[Start of section]

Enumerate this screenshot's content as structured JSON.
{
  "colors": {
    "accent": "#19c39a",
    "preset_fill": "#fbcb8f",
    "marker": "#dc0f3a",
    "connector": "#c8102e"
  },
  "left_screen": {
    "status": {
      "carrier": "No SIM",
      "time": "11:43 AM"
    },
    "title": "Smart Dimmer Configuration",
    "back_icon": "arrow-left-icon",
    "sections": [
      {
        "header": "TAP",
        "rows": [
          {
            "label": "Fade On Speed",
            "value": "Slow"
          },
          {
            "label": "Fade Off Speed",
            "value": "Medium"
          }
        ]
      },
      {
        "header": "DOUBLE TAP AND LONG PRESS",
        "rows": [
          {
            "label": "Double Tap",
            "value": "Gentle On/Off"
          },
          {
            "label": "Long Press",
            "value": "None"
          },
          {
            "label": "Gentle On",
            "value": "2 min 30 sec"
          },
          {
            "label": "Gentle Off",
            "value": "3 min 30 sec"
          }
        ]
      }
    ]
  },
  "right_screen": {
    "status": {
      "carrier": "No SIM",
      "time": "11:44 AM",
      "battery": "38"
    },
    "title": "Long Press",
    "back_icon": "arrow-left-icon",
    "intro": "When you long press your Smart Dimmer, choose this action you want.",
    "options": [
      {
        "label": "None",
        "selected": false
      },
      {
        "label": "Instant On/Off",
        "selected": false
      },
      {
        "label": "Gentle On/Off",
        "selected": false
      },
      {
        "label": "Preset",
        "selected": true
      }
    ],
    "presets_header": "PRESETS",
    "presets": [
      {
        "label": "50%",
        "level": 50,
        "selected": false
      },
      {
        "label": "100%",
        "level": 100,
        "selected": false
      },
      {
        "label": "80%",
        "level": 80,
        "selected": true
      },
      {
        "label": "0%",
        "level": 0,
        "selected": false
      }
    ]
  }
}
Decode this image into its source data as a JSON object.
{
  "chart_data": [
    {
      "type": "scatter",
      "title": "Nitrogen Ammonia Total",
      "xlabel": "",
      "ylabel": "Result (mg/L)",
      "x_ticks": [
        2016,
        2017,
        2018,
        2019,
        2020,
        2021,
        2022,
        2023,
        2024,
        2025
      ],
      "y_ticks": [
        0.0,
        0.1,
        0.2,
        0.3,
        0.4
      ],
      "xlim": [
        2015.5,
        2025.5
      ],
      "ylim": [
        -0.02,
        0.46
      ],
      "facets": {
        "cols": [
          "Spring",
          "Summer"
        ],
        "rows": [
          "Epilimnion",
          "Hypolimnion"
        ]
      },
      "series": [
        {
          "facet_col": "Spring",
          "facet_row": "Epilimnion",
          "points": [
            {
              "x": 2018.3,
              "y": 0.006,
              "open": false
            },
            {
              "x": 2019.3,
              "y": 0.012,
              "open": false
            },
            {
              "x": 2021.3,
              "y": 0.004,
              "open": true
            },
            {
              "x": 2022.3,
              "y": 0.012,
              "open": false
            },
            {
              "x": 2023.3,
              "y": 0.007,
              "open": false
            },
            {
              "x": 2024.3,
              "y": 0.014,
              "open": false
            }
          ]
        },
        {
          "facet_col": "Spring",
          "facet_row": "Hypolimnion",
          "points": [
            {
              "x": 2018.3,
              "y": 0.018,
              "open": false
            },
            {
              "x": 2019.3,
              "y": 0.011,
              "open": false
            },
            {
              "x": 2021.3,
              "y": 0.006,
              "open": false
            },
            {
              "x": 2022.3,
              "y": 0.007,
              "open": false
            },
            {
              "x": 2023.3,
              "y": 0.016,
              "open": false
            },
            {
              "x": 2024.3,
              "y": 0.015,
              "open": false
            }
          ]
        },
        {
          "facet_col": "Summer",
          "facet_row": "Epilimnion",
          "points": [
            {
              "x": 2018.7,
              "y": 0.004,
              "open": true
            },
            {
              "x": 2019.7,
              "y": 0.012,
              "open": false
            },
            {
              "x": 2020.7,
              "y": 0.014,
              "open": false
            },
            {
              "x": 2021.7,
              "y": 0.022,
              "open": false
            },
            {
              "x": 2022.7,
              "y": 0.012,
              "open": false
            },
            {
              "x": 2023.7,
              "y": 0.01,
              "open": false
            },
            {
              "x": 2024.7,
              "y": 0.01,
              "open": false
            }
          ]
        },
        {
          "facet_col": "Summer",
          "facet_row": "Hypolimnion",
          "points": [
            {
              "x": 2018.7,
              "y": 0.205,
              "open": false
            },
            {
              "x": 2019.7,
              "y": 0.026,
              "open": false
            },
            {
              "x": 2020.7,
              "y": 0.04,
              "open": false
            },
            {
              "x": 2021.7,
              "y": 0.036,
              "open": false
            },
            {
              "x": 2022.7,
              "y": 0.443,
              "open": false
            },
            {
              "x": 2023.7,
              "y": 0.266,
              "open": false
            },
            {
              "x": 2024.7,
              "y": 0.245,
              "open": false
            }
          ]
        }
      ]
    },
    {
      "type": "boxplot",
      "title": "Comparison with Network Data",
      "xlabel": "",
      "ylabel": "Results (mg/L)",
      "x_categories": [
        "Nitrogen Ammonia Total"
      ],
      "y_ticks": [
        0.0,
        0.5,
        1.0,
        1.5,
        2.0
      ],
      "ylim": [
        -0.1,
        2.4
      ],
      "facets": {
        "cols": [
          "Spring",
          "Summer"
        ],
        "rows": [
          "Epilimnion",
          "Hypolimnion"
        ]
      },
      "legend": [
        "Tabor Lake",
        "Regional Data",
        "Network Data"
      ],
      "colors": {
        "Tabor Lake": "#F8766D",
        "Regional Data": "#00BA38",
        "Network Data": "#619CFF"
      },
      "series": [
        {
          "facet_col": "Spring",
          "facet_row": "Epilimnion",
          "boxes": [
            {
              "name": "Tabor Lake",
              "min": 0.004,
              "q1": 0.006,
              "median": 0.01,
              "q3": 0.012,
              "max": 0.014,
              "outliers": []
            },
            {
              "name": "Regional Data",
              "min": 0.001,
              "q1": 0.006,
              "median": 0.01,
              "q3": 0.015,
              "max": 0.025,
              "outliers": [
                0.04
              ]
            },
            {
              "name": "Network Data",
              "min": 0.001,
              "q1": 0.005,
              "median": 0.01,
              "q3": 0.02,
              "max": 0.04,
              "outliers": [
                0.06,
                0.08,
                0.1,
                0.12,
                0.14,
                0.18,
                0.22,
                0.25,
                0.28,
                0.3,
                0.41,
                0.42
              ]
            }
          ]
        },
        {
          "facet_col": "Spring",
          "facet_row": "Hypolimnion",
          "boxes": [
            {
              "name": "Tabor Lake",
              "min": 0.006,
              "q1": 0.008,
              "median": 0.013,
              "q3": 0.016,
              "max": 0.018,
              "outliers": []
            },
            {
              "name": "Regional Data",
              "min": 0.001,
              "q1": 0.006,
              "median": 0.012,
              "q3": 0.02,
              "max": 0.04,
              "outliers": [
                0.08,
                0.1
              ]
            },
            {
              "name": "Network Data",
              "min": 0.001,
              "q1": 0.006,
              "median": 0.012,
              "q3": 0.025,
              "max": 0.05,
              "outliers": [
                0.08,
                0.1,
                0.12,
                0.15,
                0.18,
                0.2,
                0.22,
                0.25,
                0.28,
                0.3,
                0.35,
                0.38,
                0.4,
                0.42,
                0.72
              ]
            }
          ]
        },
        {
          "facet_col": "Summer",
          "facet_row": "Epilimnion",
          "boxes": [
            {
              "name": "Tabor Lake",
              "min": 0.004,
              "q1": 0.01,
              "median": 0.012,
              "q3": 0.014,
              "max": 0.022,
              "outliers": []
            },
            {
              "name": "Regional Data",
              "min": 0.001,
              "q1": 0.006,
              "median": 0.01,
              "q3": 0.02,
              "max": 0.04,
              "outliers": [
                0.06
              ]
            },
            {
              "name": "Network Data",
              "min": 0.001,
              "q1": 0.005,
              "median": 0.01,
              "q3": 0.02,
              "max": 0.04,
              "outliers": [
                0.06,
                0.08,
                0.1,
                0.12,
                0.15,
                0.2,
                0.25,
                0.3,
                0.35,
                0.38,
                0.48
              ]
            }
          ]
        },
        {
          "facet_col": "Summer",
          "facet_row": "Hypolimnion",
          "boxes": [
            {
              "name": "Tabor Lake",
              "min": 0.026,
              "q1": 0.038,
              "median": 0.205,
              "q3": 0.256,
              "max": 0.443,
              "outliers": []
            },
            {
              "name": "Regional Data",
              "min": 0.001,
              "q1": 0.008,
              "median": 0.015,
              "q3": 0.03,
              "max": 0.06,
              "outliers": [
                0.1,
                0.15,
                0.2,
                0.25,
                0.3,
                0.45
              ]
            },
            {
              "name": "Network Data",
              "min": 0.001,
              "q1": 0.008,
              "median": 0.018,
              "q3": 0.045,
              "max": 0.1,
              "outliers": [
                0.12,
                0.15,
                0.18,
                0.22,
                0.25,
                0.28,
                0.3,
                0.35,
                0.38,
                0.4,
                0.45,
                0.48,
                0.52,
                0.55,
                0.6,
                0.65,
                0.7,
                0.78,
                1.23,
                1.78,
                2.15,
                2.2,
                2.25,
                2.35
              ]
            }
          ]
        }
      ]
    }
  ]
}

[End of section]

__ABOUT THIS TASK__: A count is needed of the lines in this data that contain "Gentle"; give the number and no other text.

__ANSWER FOR THE TASK__: 4